Either an indicator that we as a people are rebelling against our traditional TV service provides, or we are a nation of couch potatoes, regardless, we as a people eat their stuff up.
You know who isn’t happy about that?
The traditional TV service providers, or as we call them, the “Big Three” incumbents: Bell, Rogers and Telus.
The fact that so many of us are abandoning them for the cheaper alternative is driving them a wee bit nuts, and they are now taking collective action to first, make Netflix a not-so-cheap alternative, and second, to start up their own Netflix-like products.
Hey, if you can’t beat ’em, drive ’em out of the country instead. Here’s how they are doing it.
Stage 1 – Institute data caps
When Netflix showed up in the Great White North there was an almost staggering instantaneous response – we signed up in droves. The online TV service requires only an Internet connection to provide Canadians with a ton of excellent content for a fraction of the cost the incumbents charged.
What did they do about it? Almost at the exact same time they introduced new data limits on all of their subscribers, and suddenly that $7.99/month charge for Netflix was being topped with overage charges that sometimes amounted to hundreds of dollars a month.
What did Netflix do? The only thing they could. To reduce the bandwidth requirements they cut the quality of their service to Canadians so their HD became more like “HD lite” and made huge press by stating unlimited Internet is a “human right.”
That did it. The big three backed off, and started taking major heat for their blatant cash grab on data (not that it stopped them from keeping the data caps or anything).
Now comes their next attempt to kill the “killer app” that is Netflix…
Stage 2 – Paint them as a “Foreign Threat”
Netflix CEO Reed Hastings was in Toronto this week talking about the Big Three’s strategy: “It’s a deterrent to Canadian society that exists nowhere else in the world. In Britain, everything is uncapped,” he told the National Post. “In the U.S., on Comcast for $45 a month [you get] 300 gigabytes and then [each extra] 10 gigabytes is like a dollar.” *
Here’s a nice take on what’s going on from Sunny Freeman at the Huffington Post Canada:
Netflix has been painted as a foreign threat by Canadian cable operators seeing their viewers cut their cable in favour of cheaper, more flexible online options such as subscription services like Netflix, free options like networks’ websites, or unauthorized downloading.
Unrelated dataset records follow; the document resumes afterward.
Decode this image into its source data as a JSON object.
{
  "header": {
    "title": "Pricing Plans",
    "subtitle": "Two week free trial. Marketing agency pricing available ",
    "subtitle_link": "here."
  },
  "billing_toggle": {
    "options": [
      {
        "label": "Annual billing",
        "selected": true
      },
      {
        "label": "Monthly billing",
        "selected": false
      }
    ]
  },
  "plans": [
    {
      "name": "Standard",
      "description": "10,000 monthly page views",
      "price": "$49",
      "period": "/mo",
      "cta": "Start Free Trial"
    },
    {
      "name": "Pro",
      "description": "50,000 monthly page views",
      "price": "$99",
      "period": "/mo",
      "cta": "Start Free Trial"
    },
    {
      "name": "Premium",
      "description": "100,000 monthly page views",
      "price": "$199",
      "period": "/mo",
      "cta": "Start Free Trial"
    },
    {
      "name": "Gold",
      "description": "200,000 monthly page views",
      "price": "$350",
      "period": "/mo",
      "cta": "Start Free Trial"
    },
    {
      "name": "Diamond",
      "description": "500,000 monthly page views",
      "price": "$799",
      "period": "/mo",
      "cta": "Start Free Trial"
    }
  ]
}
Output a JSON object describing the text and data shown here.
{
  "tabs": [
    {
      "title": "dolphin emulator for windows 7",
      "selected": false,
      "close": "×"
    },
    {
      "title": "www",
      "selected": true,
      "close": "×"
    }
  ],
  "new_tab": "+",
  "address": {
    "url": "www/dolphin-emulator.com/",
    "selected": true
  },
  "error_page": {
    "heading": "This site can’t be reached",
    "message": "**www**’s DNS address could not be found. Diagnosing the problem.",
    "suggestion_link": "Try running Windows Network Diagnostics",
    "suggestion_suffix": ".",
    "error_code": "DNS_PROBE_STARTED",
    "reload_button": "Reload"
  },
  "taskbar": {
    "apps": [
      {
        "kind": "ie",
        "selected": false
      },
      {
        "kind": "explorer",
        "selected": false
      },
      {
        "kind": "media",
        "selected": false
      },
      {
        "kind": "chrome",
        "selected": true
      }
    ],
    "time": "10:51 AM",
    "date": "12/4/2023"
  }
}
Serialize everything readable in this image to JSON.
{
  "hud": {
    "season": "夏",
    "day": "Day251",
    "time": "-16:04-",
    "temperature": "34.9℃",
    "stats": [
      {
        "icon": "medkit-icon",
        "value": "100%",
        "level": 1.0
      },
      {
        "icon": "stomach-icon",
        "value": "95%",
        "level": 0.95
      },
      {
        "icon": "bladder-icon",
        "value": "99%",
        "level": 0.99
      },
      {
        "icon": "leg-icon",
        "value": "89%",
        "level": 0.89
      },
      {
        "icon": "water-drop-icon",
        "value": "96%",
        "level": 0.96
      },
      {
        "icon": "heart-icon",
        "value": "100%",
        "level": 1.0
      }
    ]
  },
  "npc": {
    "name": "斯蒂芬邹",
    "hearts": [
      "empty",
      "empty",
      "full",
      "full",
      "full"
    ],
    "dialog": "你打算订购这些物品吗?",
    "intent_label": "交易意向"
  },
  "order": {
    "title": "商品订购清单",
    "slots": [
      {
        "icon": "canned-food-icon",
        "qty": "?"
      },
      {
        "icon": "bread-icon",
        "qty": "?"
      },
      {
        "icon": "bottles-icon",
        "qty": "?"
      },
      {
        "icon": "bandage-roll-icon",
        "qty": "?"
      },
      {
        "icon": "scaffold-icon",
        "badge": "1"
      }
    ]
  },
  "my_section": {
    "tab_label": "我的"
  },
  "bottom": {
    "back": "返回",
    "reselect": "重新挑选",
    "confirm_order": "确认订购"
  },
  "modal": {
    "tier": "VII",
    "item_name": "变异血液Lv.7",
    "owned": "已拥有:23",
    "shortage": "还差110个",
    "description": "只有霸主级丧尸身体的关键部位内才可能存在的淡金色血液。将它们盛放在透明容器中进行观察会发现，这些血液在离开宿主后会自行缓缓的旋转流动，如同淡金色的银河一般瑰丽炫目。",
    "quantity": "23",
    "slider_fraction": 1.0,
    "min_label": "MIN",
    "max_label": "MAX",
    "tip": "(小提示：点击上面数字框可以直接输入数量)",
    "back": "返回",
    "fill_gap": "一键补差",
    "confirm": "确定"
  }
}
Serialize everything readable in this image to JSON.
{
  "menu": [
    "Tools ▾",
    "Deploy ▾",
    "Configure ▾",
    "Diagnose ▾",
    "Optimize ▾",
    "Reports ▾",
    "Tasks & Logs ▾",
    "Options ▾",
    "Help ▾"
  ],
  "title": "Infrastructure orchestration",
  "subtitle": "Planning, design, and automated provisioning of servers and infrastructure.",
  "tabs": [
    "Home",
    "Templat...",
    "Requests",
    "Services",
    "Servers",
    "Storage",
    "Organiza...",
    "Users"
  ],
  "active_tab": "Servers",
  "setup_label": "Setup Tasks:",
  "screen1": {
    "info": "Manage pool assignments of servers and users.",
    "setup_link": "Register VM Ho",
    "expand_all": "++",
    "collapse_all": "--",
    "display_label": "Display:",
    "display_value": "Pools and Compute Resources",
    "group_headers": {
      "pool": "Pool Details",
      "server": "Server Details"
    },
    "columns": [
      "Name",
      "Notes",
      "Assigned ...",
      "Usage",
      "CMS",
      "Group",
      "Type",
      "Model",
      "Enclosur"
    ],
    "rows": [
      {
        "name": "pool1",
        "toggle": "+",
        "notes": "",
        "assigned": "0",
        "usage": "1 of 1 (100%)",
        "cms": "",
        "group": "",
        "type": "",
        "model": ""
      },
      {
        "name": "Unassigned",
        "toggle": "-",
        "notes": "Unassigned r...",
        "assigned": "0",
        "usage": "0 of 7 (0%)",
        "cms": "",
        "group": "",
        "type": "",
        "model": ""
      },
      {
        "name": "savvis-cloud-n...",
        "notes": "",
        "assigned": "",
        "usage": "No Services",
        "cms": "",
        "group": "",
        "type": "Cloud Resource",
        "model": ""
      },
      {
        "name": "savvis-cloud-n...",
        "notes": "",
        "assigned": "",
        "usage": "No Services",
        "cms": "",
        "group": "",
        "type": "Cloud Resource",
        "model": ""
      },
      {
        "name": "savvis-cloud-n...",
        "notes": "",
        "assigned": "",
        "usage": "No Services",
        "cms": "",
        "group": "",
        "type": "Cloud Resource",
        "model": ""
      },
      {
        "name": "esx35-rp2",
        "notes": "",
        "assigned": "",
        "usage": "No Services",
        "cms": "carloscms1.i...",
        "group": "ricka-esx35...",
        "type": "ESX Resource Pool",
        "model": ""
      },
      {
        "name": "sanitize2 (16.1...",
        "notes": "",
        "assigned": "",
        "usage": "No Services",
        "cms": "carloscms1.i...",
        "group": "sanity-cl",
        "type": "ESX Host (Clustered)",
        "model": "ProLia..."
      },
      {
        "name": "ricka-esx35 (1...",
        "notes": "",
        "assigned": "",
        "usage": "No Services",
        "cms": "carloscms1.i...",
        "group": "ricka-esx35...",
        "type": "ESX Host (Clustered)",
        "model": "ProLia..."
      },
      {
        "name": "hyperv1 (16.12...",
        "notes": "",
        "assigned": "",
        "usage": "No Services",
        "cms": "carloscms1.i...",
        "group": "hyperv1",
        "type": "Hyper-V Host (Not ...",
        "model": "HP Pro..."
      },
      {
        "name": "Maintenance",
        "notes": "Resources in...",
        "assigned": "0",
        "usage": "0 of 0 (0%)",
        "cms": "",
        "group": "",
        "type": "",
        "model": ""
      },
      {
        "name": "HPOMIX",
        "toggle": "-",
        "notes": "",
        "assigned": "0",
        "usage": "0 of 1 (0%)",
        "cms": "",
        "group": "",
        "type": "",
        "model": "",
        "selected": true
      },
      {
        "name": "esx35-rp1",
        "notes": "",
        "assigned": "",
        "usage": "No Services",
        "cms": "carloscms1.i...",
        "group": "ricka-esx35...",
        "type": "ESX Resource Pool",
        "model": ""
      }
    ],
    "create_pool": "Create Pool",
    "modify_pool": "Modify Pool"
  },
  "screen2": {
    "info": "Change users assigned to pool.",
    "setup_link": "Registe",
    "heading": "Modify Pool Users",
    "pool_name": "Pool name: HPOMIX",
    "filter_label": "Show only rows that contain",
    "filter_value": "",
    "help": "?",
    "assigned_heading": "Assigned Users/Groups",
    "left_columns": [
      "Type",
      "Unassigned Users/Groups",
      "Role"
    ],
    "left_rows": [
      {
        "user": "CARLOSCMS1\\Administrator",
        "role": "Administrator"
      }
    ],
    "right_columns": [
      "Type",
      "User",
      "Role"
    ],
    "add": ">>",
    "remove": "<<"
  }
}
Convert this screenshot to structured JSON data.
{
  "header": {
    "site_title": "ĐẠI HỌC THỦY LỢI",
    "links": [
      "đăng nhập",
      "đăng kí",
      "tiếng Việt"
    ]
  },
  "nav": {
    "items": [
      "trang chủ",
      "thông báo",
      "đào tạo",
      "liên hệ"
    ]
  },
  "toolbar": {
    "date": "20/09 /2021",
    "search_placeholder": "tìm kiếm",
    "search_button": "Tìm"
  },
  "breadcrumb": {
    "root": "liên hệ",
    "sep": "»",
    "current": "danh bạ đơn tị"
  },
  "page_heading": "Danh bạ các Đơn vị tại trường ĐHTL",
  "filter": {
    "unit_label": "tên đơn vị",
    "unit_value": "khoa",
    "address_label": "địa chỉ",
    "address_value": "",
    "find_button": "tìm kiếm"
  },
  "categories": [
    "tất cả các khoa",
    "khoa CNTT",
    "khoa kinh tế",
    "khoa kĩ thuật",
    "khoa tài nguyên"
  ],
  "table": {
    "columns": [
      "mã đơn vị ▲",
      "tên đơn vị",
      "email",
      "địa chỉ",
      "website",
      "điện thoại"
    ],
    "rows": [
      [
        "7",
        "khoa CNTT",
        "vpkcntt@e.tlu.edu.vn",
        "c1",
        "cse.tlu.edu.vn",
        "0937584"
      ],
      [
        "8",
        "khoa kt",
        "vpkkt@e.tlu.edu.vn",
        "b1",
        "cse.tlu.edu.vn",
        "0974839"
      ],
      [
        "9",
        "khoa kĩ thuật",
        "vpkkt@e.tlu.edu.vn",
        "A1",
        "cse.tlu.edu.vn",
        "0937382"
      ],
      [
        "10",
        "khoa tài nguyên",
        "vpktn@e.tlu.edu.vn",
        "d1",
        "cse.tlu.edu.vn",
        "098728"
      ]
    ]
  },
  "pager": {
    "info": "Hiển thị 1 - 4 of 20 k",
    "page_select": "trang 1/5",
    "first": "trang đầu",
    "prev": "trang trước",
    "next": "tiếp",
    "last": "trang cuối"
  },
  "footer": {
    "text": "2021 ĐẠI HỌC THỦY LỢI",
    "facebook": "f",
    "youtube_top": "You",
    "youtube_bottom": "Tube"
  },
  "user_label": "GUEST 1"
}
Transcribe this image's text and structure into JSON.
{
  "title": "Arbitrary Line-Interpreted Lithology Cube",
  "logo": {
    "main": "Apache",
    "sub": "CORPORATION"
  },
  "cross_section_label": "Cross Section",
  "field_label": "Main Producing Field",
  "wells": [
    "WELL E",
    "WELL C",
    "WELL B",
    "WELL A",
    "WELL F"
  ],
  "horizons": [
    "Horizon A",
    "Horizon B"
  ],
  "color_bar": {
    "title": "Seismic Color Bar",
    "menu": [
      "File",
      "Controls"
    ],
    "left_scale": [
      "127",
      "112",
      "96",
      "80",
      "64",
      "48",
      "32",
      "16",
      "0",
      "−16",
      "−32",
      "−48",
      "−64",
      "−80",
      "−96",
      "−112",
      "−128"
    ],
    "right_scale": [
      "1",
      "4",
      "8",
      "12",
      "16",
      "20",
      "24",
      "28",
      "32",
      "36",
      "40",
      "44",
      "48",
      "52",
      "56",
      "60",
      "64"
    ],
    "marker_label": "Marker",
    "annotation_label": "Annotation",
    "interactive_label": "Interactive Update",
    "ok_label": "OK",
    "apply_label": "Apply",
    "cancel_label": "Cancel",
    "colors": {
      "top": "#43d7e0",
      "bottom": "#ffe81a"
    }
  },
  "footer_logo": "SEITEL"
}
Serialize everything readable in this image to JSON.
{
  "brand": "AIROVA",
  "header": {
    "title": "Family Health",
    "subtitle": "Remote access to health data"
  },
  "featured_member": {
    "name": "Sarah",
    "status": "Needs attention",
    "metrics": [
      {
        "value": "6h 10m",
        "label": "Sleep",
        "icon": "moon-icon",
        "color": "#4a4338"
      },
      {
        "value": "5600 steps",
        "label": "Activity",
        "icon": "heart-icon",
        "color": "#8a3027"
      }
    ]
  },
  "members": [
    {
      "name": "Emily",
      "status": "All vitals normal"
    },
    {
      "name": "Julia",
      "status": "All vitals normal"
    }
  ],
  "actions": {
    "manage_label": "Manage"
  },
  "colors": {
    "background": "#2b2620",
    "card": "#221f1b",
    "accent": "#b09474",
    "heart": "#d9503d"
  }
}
The company’s “over-the-top service” (meaning it’s delivered on another company’s broadband infrastructure) has been painted as a threat both by telecommunications companies who blame it for eating up their bandwidth and taking eyeballs of their shows, as well as by cultural groups and content providers who say it is eroding Canadian content.
George Cope, CEO of BCE Inc., Bell’s parent company, told a CRTC hearing last week that its controversial takeover of Astral Media should go ahead as is because it would provide a crucial Canadian alternative to U.S.-based Netflix, which has been in Canada for two years now and has some two million subscribers.
Rogers Communications Inc. has also said it will launch a Netflix-type service and Quebecor’s Videotron has already done the same for Francophones.
From the Big Three’s perspective, it does make perfect business sense. They’ve identified a competitor, and now they are trying to do everything they can to drive that threat out of business.
But it’s the cynical way they are going about it that’s so bothersome. Instead of simply providing a “just-as-good” service to compete, they’ve instead used their own customers as a weapon to defeat Netflix, overcharging them for data to make the cheaper alternative more expensive.
Now they are pulling the “Oh Canada” card.
I wonder… considering how they’ve suddenly become so nationalistic, when they launch their Netflix alternatives, will they have have all-Canadian programming?